Task to carry out:
Below is a block of entries; repeat all of it exactly but omit the pictures.

Records for the exercise:
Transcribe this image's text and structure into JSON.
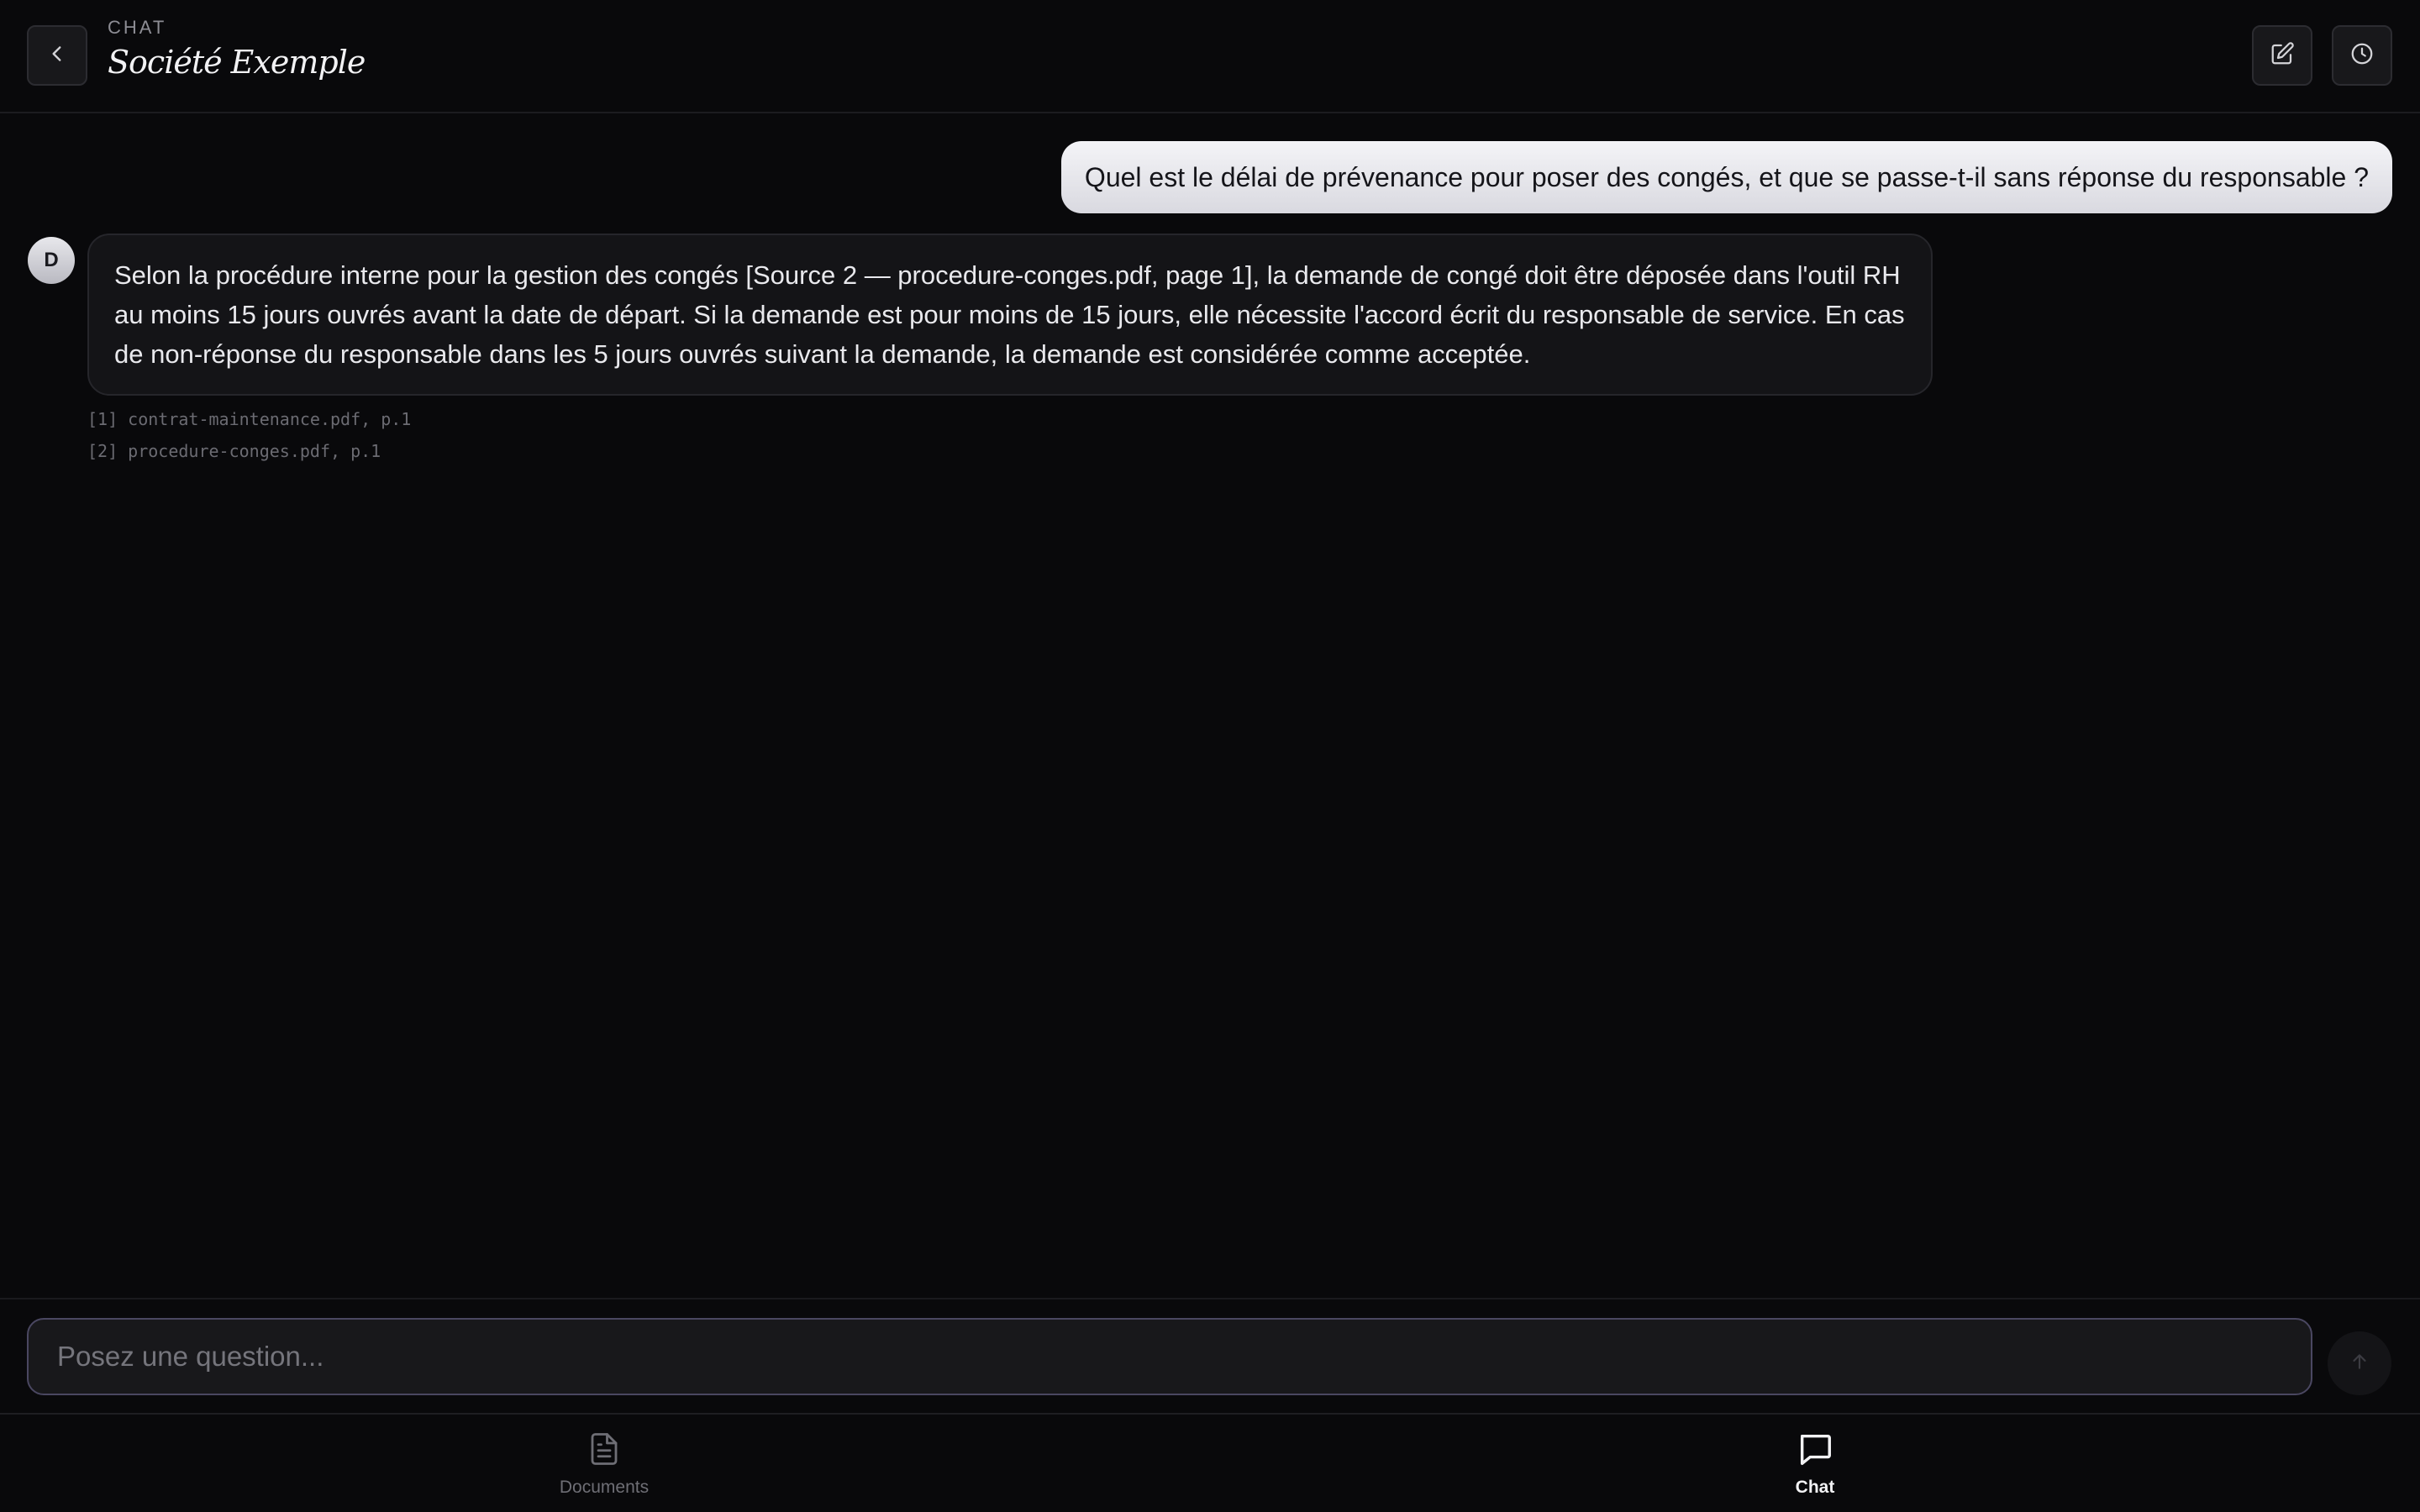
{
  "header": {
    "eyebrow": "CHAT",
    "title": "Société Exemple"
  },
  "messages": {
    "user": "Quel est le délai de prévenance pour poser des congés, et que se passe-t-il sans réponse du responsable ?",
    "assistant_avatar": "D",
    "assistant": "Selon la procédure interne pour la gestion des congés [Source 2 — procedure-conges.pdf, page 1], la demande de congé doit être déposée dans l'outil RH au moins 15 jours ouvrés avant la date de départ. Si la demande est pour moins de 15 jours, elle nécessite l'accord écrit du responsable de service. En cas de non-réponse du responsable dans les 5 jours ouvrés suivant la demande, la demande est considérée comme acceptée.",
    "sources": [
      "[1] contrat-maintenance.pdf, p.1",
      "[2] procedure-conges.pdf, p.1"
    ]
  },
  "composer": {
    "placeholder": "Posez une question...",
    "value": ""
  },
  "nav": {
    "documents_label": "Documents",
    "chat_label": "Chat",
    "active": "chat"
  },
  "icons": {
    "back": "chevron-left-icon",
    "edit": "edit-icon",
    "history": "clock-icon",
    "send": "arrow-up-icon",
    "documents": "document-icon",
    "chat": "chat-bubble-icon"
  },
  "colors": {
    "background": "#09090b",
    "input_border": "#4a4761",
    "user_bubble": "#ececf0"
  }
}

Worked solution:
Transcribe this image's text and structure into JSON.
{
  "header": {
    "eyebrow": "CHAT",
    "title": "Société Exemple"
  },
  "messages": {
    "user": "Quel est le délai de prévenance pour poser des congés, et que se passe-t-il sans réponse du responsable ?",
    "assistant_avatar": "D",
    "assistant": "Selon la procédure interne pour la gestion des congés [Source 2 — procedure-conges.pdf, page 1], la demande de congé doit être déposée dans l'outil RH au moins 15 jours ouvrés avant la date de départ. Si la demande est pour moins de 15 jours, elle nécessite l'accord écrit du responsable de service. En cas de non-réponse du responsable dans les 5 jours ouvrés suivant la demande, la demande est considérée comme acceptée.",
    "sources": [
      "[1] contrat-maintenance.pdf, p.1",
      "[2] procedure-conges.pdf, p.1"
    ]
  },
  "composer": {
    "placeholder": "Posez une question...",
    "value": ""
  },
  "nav": {
    "documents_label": "Documents",
    "chat_label": "Chat",
    "active": "chat"
  },
  "icons": {
    "back": "chevron-left-icon",
    "edit": "edit-icon",
    "history": "clock-icon",
    "send": "arrow-up-icon",
    "documents": "document-icon",
    "chat": "chat-bubble-icon"
  },
  "colors": {
    "background": "#09090b",
    "input_border": "#4a4761",
    "user_bubble": "#ececf0"
  }
}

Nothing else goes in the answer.